Hyatt, J. Philip., Jeremiah and Deuteronomy, Journal of Near Eastern Studies, Vol. 1, No. 2 (Apr. 1942). University of Chicago Press., 156-164. Online: http://www.jstor.org/stable/542125
Johnson, Aubrey R. The Cultic Prophet in Ancient Israel. Cardiff: University of Whales Press, 1962.
Lundbom, Jack R. The Hebrew Prophets: An Introduction. Minneapolis, MN. Fortress Press: 2010.
Merrill, Eugene H. Everlasting Dominion: A Theology of the Old Testament. Nashville, TN: Broadman & Holman, 2006.
Napier, B. D. Prophets in Perspective. New York. Abingdon Press: 1962.
Orlinksy, Harry M. “The Seer in Ancient Israel.” Oriens Antiquus 4. 1965
Overholt, Thomas W. “Jeremiah 27–29: The Question of False Prophecy.” Journal of the American Academy of Religion 35, 1967.
Redditt, Paul L. Introduction to the Prophets. Grand Rapids, MI. William B. Eerdmans: 2008.
Shemesh, Aharon. Halakha in the Making: The Development of Jewish Law from Qumran to the Rabbis. Berkley, CA: University of California Press, 2009.
Smith, G. V., “Prophet” in The International Standard Bible Encyclopedia. ed. G.W. Bromiley. Grand Rapids, MI: Eerdmans, 1979-1988.
Southwell, Peter. Prophecy. London. Hodder and Stoughton: 1982.
Werse, Nicholas R. “False Prophecy,” ed. John D. Barry et al., The Lexham Bible Dictionary. Bellingham, WA: Lexham Press, 2015.
Westermann, Claus. Basic Forms of Prophetic Speech. Philadelphia: Westminster, 1967.
Wilson, Robert R. Prophecy and Society in Ancient Israel. Philadelphia: Fortress Press, 1980.

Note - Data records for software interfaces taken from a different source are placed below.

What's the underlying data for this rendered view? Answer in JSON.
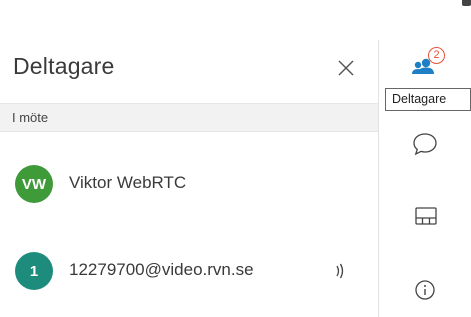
{
  "panel": {
    "title": "Deltagare",
    "section_label": "I möte",
    "participants": [
      {
        "initials": "VW",
        "name": "Viktor WebRTC",
        "avatar_color": "#3f9a3a"
      },
      {
        "initials": "1",
        "name": "12279700@video.rvn.se",
        "avatar_color": "#1e8c7d"
      }
    ]
  },
  "rail": {
    "participants_badge": "2",
    "tooltip": "Deltagare",
    "icons": [
      "participants-icon",
      "chat-icon",
      "layout-icon",
      "info-icon"
    ]
  },
  "colors": {
    "accent_blue": "#1f7fc4",
    "badge_red": "#e5533d",
    "section_bg": "#f2f2f2"
  }
}
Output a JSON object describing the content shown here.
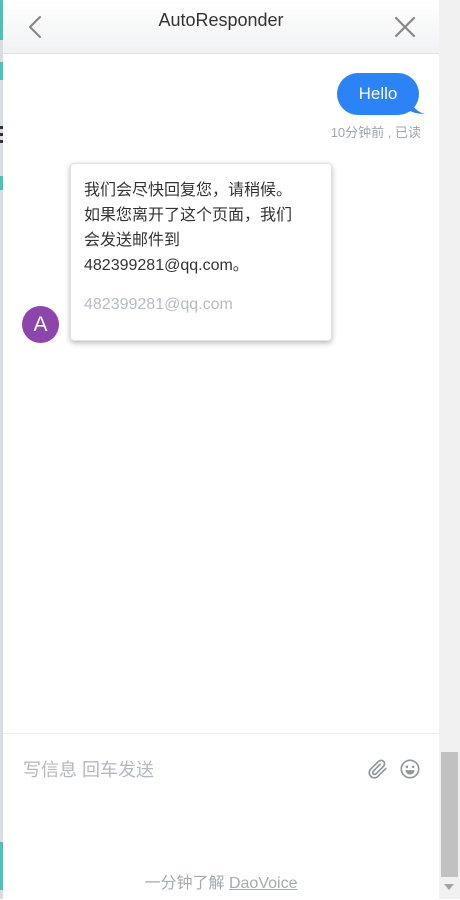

Von Rad, Gerhard. Old Testament Theology: The Theology of Israel’s Prophetic Traditions. Translated by D.M.G. Stalker. Vol. 2. New York: Harper & Row, 1962.